EXERCISE: What is needed here is every line of the records that includes "JSON".

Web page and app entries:
<<<<

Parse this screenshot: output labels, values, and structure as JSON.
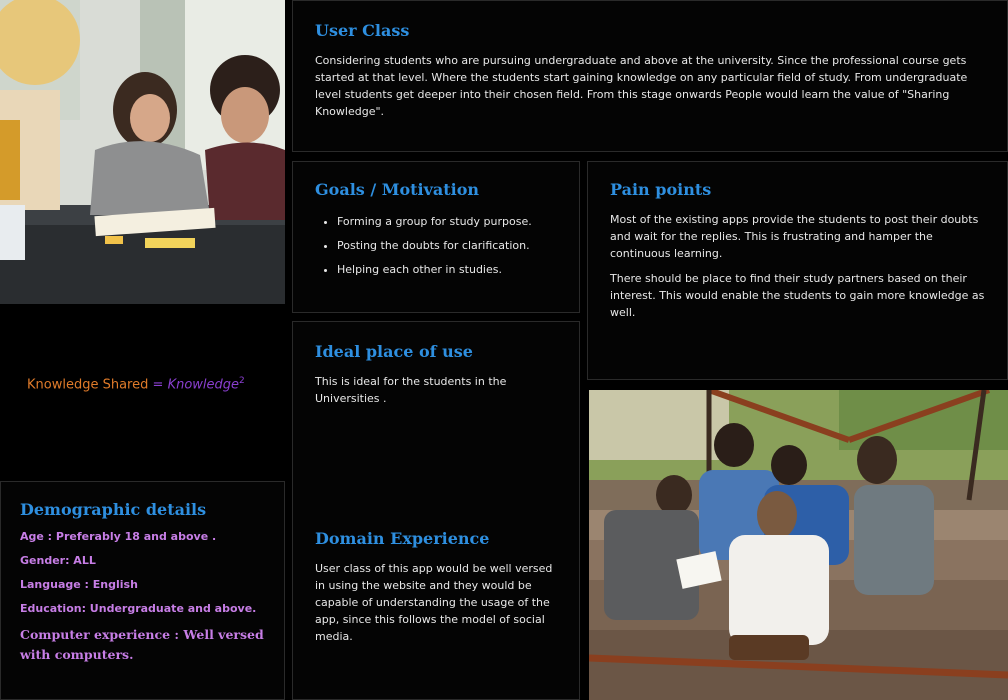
{
  "user_class": {
    "title": "User Class",
    "body": "Considering students who are pursuing undergraduate and above at the university. Since the professional course gets started at that level. Where the students start gaining knowledge on any particular field of study.  From undergraduate level students get deeper into their chosen field. From this stage onwards People would learn the value of \"Sharing Knowledge\"."
  },
  "goals": {
    "title": "Goals / Motivation",
    "items": [
      "Forming a group for study purpose.",
      "Posting the doubts for clarification.",
      "Helping each other in studies."
    ]
  },
  "pain_points": {
    "title": "Pain points",
    "para1": "Most of the existing apps provide the students to post their doubts and wait for the replies. This is frustrating and hamper the continuous learning.",
    "para2": "There should be place to find their study partners based on their interest. This would enable the students to gain more knowledge as well."
  },
  "ideal_place": {
    "title": "Ideal place of use",
    "body": "This is ideal for the students in the Universities ."
  },
  "domain_experience": {
    "title": "Domain Experience",
    "body": "User class of this app would be well versed in using the website and they would be capable of understanding the usage of the app, since this follows the model of social media."
  },
  "formula": {
    "left": "Knowledge Shared",
    "equals": "=",
    "right": "Knowledge",
    "exponent": "2"
  },
  "demographic": {
    "title": "Demographic details",
    "age": "Age : Preferably 18 and above .",
    "gender": "Gender: ALL",
    "language": "Language : English",
    "education": "Education: Undergraduate and above.",
    "computer": "Computer experience : Well versed with computers."
  },
  "colors": {
    "heading": "#2e8fe0",
    "formula_left": "#e07b2a",
    "formula_right": "#8a3fd0",
    "demographic_text": "#c77ee6"
  }
}
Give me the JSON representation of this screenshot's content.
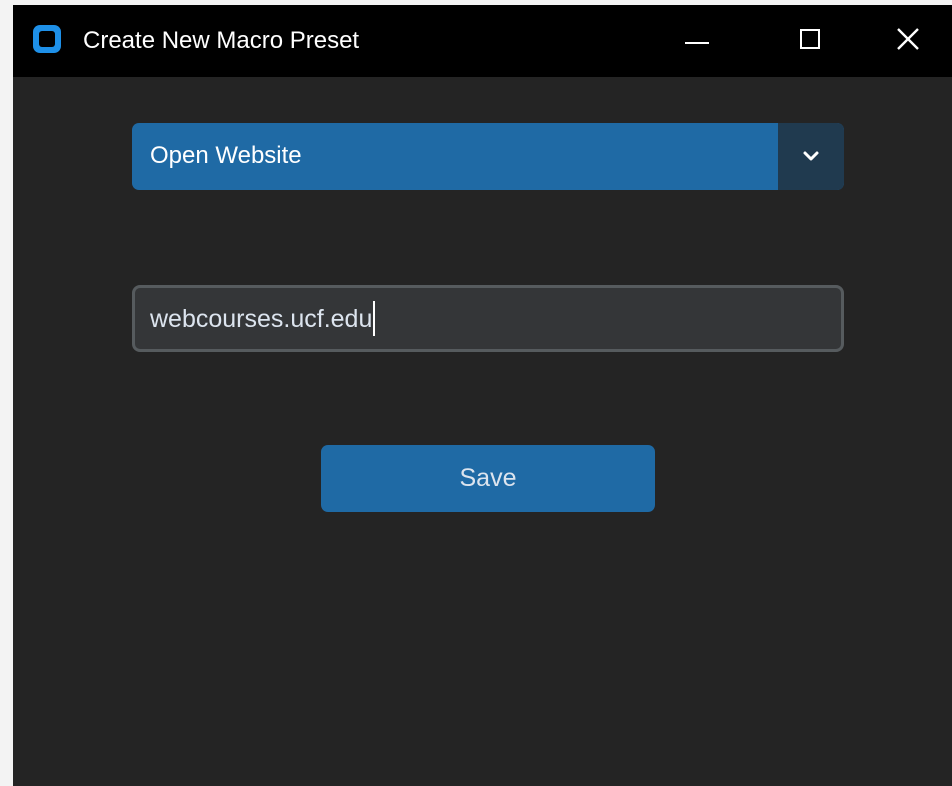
{
  "window": {
    "title": "Create New Macro Preset",
    "icon": "app-icon"
  },
  "titlebar_buttons": {
    "minimize_icon": "minimize-icon",
    "maximize_icon": "maximize-icon",
    "close_icon": "close-icon"
  },
  "action_select": {
    "selected_value": "Open Website",
    "icon": "chevron-down-icon"
  },
  "url_input": {
    "value": "webcourses.ucf.edu",
    "has_caret": true
  },
  "save_button": {
    "label": "Save"
  },
  "colors": {
    "window_background": "#242424",
    "titlebar": "#000000",
    "accent": "#1f6aa5",
    "dropdown_arrow_area": "#203a4f",
    "input_background": "#343638",
    "input_border": "#565b5e",
    "text_primary": "#ffffff",
    "text_secondary": "#dce4ee"
  }
}
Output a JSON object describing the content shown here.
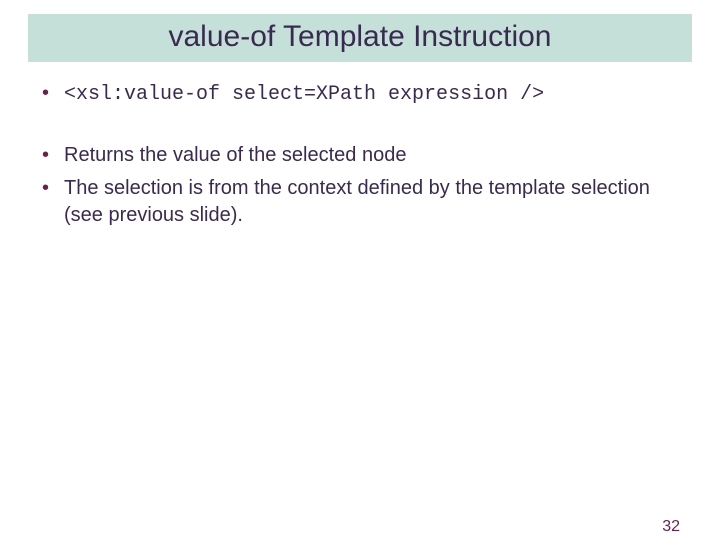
{
  "slide": {
    "title": "value-of Template Instruction",
    "bullets": [
      {
        "type": "code",
        "text": "<xsl:value-of select=XPath expression />"
      },
      {
        "type": "spacer"
      },
      {
        "type": "text",
        "text": "Returns the value of the selected node"
      },
      {
        "type": "text",
        "text": "The selection is from the context defined by the template selection (see previous slide)."
      }
    ],
    "page_number": "32"
  }
}
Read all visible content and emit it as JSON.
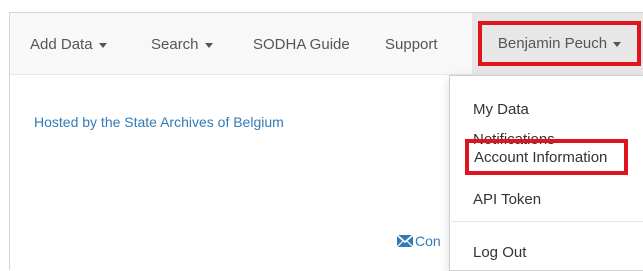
{
  "navbar": {
    "items": [
      {
        "label": "Add Data"
      },
      {
        "label": "Search"
      },
      {
        "label": "SODHA Guide"
      },
      {
        "label": "Support"
      }
    ],
    "user_menu_label": "Benjamin Peuch"
  },
  "main": {
    "hosted_link": "Hosted by the State Archives of Belgium",
    "contact_partial": "Con"
  },
  "dropdown": {
    "items": [
      {
        "label": "My Data"
      },
      {
        "label": "Notifications"
      },
      {
        "label": "Account Information"
      },
      {
        "label": "API Token"
      },
      {
        "label": "Log Out"
      }
    ]
  },
  "colors": {
    "highlight": "#e0141e",
    "link": "#337ab7",
    "navbar_bg": "#f8f8f8"
  },
  "icons": {
    "caret": "caret-down-icon",
    "contact": "envelope-icon"
  }
}
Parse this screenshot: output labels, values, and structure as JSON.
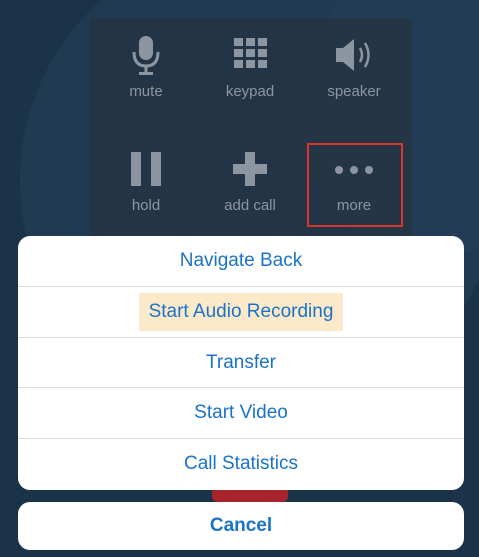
{
  "controls": {
    "mute_label": "mute",
    "keypad_label": "keypad",
    "speaker_label": "speaker",
    "hold_label": "hold",
    "add_call_label": "add call",
    "more_label": "more"
  },
  "action_sheet": {
    "items": [
      {
        "label": "Navigate Back"
      },
      {
        "label": "Start Audio Recording"
      },
      {
        "label": "Transfer"
      },
      {
        "label": "Start Video"
      },
      {
        "label": "Call Statistics"
      }
    ],
    "cancel_label": "Cancel"
  },
  "colors": {
    "background": "#1b3349",
    "action_text": "#1a73c8",
    "highlight": "#fbe9c9",
    "more_outline": "#d9352f",
    "end_call": "#a8232b"
  }
}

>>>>

SOLUTION TO THE EXERCISE:
Parse this screenshot: output labels, values, and structure as JSON.
Give me the JSON representation of this screenshot's content.
Output a JSON object describing the content shown here.
Read all visible content and emit it as JSON.
Parse this screenshot: output labels, values, and structure as JSON.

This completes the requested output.